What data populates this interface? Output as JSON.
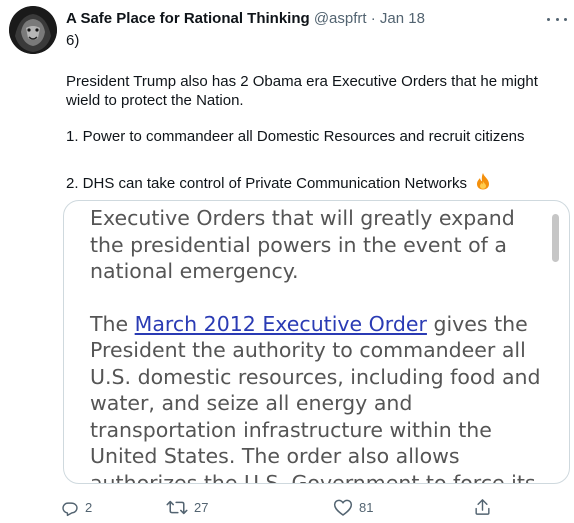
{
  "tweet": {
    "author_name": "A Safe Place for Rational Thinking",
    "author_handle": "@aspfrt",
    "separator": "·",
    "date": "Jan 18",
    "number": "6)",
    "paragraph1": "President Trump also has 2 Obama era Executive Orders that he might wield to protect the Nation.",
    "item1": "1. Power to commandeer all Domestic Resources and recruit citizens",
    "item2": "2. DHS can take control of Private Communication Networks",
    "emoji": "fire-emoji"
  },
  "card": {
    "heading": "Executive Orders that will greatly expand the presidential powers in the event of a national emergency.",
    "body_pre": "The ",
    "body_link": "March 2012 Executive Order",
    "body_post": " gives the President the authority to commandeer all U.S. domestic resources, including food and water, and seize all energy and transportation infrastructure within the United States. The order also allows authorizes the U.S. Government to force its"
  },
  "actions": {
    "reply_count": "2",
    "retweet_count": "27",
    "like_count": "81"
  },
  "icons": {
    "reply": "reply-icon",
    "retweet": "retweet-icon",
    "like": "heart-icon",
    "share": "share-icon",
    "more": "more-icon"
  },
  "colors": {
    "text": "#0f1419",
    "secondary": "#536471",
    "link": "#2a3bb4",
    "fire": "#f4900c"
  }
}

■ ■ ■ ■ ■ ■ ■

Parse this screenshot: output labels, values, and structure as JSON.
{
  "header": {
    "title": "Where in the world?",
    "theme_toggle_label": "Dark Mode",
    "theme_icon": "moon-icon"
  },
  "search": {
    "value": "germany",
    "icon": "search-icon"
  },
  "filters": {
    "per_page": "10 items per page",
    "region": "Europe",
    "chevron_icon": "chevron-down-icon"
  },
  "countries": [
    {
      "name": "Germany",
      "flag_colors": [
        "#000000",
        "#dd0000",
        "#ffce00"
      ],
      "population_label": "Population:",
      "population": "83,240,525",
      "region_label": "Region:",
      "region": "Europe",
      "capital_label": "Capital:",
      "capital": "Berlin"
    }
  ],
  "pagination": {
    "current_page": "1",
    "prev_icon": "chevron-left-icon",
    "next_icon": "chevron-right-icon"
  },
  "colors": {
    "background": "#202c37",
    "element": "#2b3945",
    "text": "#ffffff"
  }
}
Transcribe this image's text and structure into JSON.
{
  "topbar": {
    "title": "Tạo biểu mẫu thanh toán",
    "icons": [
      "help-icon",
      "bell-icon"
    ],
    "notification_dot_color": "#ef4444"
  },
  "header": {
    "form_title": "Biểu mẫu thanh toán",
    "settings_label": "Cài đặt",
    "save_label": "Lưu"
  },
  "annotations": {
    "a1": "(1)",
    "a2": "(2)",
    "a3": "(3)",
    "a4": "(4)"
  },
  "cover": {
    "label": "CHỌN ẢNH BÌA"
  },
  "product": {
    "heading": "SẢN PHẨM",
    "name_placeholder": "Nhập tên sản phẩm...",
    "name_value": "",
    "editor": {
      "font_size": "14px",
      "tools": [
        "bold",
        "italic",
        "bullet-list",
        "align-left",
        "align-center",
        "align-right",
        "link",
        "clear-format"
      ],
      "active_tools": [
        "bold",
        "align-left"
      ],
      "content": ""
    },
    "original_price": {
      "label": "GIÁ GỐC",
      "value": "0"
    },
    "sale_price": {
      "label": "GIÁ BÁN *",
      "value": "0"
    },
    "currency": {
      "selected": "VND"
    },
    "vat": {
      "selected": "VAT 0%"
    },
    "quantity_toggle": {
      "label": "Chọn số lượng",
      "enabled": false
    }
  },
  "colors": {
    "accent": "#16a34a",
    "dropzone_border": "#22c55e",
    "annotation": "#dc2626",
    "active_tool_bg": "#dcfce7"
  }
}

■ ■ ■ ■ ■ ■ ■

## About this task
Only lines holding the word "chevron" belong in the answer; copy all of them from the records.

## Reply
    "chevron_icon": "chevron-down-icon"
    "prev_icon": "chevron-left-icon",
    "next_icon": "chevron-right-icon"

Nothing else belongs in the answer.